An Albuquerque research institute and a North Carolina-based medical laboratory company have entered into a new partnership that will bring about 100 new jobs to the Duke City.
Mako Medical Laboratories, a Raleigh, N.C.-based company with an estimated 200 employees in the eastern U.S., on Monday announced a plan to expand with a new location at the Lovelace Respiratory Research Institute in southeast Albuquerque. It will create jobs for laboratory technicians, administrative staff, sales and marketing professionals. The pay range will run from about $40,000 to “six figures,” said Joshua Arant, Mako’s chief operating officer and co-founder.
Hiring should begin in about a month.
Mako provides medical testing for doctors and other professionals and specializes in areas like urine toxicology and genetic testing. The Lovelace institute has a 70-year history in Albuquerque with a particular expertise in lung disease research but has actively tried to diversify its revenue stream, Robert Rubin, president and CEO, said during a news conference Monday. He said the partnership adds a “new dimension” to the institute’s growth.
“We are a 50-50 partner with Mako and we will represent the (research and development) division of the company. We will be creating new technology, developing new tests as the technology is necessary to provide and meet the needs of medicine, which changes constantly,” he said, noting that the challenge is finding ways to detect the constant flow of new drugs, especially those on what he called the “informal marketplace.”
Arant said Mako will focus on commercializing what the lab yields.
“We were looking for that right partner, and they fit that mold because they had just a (research and development) facility and we’re more in the clinical diagnostic space. In our industry, the R&D costs the most money, (so) for us it was the perfect fit,” Arant told the Journal in an interview.
Six months in the making, the partnership has already yielded 100 new tests, Arant said.
Mako will receive $150,000 in state Local Economic Development Act funding, which flows through local governments and is generally used to help with land acquisition, building improvements or other bricks-and-mortar work sought by private companies. The state also will help Mako apply for job-training funds.
Arant said the Lovelace partnership provided the primary impetus for expansion into Albuquerque but that the state’s incentives also made it an attractive option.
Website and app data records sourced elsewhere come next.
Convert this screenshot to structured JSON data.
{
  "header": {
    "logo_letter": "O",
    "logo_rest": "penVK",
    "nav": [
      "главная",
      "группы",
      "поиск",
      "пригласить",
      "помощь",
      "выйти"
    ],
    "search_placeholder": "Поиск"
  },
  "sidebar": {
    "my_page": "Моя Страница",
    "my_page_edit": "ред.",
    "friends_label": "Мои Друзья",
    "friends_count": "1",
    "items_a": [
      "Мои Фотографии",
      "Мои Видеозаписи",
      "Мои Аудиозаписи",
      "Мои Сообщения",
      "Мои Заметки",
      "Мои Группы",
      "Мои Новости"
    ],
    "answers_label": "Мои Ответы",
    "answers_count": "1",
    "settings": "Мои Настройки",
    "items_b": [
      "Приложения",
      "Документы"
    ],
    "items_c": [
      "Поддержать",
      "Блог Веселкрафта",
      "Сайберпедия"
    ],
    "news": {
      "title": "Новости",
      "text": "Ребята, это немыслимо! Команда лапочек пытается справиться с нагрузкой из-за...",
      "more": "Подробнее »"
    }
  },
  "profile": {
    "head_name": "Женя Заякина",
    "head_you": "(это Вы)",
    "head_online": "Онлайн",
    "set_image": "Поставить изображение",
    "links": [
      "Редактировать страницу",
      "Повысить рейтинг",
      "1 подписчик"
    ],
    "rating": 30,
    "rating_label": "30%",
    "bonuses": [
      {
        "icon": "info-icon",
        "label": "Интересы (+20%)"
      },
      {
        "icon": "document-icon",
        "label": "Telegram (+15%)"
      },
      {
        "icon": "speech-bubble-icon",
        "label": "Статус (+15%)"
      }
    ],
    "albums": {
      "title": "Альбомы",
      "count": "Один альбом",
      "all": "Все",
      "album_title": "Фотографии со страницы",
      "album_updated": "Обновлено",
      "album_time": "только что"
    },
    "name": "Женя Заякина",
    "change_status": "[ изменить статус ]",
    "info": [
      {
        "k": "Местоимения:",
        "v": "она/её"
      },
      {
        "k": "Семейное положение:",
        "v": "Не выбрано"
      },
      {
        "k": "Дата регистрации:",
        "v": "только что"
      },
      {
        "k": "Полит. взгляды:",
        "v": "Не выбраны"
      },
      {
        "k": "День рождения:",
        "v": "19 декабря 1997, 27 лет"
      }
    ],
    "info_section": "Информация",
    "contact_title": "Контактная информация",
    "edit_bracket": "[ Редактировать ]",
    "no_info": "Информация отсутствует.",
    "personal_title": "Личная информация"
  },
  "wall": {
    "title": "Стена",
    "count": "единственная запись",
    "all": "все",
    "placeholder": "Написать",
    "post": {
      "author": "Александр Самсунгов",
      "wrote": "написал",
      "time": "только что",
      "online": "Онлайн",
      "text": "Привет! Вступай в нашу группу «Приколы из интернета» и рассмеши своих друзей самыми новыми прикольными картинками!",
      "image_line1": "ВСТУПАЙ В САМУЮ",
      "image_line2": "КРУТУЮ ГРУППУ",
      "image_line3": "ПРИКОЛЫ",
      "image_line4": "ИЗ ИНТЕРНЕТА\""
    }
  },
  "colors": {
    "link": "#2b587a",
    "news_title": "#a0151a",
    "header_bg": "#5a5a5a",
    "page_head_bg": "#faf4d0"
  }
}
“Mako is a fabulous company, and this is the first time they’ve moved out to the West. They chose New Mexico to branch out and create 100 high-paying jobs, and it’s because of the environment we’ve created,” Gov. Susana Martinez told reporters Monday.